“It’s not your fault Mabel, don’t worry yourself, I’ll sort everything out with dad.”
We got in the office, and Mack got straight on the phone to Baumann:
“I told you the limey was no good, now he’s lost us a day’s work, and I’ve fired the big-headed bastard!”
The shouting match went on for about five minutes, until Mack turned to Ada, and said
“Your dad wants to talk to you.”
Ada took the phone, and Baumann was obviously asking what had happened. Eventually Ada said:
“It’s no big deal dad, just a storm in a teacup. I’m sure it can all be smoothed over.”
Mack went back on the phone, and was soon looking like a schoolboy being told off by the headmaster.
“Ok, Ok, I’ll unfire him.”
Mack hung up the phone, and turned to me saying:
“Mabel, you’re to direct jointly with Chaplin.”
We all breathed a sigh of relief, including Mack. The day was saved, and Griffith never got to read those headlines [Footnote].
Charlie and Mabel being just as friendly as pie.
Chaplin and I did become a team, and we spent long hours discussing the future of motion pictures. Naturally, everyone wants to know exactly what went on in Mabel’s dressing room. Well, I for one am not telling, such things are private and personal. Nor is it any use asking Charlie – he’s not telling either.
In the following years I came to regard Chaplin as a close friend, even though he chucked me over (professionally) for Edna Purviance in 1915. I never really blamed Charlie for this, but held a deep resentment towards Edna. In a moment of madness, nine years later, I got my own back on Charlie’s foil, ending her career and prospective marriage. Unfortunately, I ended my own career at the same time. That, however, is another story, for another day.
Footnote: The presence of Ada Baumann in this particular film is puzzling, as it seems she never appeared in a picture again. Could it be that she was a spy for her father, a plant sent in to ‘keep an eye’ on things? There is evidence that Baumann had Mabel tailed by ‘private dicks’ in late 1916, when the Triangle Company was collapsing, and The Mabel Normand Feature Film Company had been terminated. It was suspected that Mabel was about to jump ship (she was!).
Mabel Normand: A Sourcebook of her Life and Films by Wm. Thomas Sherman (2006).
King of Comedy by Mack Sennett (1954).
Love, Laughter and tears: My Hollywood Story by Adela Rogers St. Johns (1978).
Sunshine and Shadow by Mary Pickford (1956).
When the Movies Were Young by Linda Griffith (1924).
Mabel Normand’s Own Life Story by Chandler Sprague. Los Angeles Examiner (February 17, 1924)

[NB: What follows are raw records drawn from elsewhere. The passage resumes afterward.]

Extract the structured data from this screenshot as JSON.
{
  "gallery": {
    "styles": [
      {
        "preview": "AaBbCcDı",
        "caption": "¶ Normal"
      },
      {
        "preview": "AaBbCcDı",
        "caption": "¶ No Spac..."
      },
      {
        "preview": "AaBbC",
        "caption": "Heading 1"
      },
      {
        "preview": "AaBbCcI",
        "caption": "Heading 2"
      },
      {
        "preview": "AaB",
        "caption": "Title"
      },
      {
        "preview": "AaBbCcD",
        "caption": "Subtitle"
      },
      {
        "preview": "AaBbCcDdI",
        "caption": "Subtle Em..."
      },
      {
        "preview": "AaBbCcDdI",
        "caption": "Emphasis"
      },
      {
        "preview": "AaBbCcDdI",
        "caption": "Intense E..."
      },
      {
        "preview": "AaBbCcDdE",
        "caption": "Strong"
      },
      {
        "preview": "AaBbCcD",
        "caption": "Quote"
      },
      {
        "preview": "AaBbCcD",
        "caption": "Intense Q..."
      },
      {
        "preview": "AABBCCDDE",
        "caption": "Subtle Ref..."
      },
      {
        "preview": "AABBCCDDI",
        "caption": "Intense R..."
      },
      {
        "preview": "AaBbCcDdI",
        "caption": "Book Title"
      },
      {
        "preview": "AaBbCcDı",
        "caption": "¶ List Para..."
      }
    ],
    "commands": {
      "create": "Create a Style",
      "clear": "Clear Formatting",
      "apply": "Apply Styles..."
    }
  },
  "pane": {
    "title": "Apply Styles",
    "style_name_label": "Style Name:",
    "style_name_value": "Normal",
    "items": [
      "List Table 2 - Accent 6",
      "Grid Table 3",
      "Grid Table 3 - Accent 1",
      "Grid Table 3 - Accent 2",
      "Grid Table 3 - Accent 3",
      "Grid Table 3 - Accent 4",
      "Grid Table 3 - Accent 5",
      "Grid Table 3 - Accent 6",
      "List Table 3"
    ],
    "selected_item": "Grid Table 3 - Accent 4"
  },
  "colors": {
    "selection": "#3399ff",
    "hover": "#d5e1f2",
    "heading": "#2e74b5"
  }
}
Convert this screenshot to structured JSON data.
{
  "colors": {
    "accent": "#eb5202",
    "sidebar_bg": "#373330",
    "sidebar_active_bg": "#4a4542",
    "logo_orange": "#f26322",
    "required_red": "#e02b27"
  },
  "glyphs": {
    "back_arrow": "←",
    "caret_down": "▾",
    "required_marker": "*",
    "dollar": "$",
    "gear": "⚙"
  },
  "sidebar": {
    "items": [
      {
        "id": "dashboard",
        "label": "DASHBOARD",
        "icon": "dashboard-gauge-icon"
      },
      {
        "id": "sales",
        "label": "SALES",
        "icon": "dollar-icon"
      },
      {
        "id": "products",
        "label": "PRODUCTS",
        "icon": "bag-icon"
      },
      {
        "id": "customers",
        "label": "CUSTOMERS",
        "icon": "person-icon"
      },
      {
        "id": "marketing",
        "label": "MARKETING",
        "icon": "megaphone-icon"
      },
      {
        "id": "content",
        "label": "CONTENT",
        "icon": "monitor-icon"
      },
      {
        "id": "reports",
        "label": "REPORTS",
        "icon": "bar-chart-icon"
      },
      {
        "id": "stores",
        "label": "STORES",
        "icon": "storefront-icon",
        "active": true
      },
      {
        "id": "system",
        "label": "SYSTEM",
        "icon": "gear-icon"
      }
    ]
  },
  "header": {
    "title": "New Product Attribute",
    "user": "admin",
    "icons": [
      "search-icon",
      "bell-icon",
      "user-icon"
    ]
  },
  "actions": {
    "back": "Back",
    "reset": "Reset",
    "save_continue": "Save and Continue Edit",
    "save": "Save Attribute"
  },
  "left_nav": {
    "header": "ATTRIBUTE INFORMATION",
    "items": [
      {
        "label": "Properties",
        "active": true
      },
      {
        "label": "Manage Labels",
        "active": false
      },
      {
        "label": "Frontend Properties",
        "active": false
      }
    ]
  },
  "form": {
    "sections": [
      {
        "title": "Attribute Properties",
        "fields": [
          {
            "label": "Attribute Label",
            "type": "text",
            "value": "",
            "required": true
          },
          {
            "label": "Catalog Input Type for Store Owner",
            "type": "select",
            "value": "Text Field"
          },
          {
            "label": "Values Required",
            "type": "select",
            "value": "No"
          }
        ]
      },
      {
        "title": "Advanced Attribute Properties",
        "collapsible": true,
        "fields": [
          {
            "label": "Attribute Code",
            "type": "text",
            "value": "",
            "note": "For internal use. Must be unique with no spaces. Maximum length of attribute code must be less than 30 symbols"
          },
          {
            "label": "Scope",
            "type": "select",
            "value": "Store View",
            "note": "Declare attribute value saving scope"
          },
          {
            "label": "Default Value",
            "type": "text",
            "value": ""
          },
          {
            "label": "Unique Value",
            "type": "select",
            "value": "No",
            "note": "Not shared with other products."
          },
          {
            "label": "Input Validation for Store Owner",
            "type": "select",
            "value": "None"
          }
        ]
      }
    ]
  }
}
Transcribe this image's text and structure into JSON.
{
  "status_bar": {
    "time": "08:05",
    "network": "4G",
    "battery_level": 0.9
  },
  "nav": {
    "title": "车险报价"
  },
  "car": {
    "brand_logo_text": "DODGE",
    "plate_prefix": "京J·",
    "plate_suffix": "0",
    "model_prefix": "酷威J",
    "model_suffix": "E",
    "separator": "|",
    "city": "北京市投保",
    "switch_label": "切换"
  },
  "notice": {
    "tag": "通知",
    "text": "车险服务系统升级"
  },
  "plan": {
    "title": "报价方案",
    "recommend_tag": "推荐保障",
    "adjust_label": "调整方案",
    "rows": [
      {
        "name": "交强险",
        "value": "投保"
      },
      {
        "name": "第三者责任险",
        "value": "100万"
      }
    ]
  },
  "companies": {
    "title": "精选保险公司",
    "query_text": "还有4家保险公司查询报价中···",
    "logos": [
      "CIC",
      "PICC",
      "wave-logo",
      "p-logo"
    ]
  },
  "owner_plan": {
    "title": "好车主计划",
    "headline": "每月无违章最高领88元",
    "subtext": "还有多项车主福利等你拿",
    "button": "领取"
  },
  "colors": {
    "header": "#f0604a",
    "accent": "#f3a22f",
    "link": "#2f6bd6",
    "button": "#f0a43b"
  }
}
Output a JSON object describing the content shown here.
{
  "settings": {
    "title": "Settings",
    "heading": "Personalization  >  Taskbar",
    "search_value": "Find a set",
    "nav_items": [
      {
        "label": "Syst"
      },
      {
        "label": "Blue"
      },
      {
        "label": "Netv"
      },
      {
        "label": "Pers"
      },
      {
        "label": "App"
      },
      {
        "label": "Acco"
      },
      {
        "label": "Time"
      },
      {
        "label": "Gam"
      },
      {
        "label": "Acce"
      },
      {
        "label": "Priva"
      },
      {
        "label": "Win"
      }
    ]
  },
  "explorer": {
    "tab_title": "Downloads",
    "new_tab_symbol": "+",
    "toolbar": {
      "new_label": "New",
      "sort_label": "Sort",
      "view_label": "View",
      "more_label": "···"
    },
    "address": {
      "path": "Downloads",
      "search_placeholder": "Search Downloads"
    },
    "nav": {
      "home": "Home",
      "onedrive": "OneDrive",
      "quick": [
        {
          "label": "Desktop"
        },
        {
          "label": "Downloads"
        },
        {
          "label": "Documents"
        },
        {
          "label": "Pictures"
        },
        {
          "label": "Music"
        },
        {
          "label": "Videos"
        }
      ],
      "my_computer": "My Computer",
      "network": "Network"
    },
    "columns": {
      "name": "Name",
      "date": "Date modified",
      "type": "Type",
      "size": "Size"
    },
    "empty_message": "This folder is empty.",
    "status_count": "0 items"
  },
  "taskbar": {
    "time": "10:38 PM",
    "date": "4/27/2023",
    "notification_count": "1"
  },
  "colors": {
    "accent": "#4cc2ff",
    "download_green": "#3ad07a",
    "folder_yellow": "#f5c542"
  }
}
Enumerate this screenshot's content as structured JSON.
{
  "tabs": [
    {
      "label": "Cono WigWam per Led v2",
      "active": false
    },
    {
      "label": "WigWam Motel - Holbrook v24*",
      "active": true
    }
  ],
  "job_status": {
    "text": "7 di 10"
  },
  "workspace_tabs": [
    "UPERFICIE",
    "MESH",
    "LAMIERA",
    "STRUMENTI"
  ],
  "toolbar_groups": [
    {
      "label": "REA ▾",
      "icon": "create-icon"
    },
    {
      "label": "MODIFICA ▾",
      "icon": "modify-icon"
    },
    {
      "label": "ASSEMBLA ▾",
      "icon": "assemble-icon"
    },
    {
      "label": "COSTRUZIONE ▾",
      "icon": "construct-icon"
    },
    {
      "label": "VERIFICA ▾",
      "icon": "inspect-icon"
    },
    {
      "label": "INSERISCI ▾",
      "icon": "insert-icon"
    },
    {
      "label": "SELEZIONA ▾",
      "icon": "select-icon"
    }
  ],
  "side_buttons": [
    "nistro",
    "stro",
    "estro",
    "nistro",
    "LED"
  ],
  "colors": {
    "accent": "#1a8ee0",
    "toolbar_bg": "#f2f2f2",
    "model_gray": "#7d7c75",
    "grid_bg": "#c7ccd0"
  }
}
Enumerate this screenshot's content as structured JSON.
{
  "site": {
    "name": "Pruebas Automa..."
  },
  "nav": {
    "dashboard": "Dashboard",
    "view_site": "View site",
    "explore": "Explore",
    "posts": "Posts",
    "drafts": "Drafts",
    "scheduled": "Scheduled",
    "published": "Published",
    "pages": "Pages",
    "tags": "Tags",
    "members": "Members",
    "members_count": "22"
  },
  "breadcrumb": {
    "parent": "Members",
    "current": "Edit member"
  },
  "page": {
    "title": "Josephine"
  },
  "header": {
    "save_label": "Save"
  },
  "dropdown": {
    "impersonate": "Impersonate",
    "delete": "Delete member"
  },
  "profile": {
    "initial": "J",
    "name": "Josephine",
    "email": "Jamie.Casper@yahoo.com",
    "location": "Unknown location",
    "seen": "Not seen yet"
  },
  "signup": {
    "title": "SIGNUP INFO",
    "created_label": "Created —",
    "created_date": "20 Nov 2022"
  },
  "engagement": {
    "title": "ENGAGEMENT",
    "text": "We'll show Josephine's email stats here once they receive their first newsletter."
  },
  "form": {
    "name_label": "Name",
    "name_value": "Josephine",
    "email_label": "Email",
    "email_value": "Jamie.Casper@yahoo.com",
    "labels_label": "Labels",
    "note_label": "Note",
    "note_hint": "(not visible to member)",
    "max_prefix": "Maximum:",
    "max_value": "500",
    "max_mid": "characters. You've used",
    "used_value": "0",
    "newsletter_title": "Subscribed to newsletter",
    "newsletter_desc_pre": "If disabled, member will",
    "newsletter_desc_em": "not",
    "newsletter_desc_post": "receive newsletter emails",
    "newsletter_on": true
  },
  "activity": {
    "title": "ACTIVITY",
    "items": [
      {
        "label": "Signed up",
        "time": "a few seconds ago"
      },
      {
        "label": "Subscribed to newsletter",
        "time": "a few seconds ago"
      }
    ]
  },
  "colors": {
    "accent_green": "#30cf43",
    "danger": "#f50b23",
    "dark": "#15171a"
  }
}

Looking For Mabel Normand: http://www.freewebs.com/looking-for-mabel/. Site maintained by Marilyn Slater.
Charles Chaplin: My autobiography by Charles Chaplin (1964).
The Movie Maker: Charles O. Baumann by Jillian Ada Kelly (2015).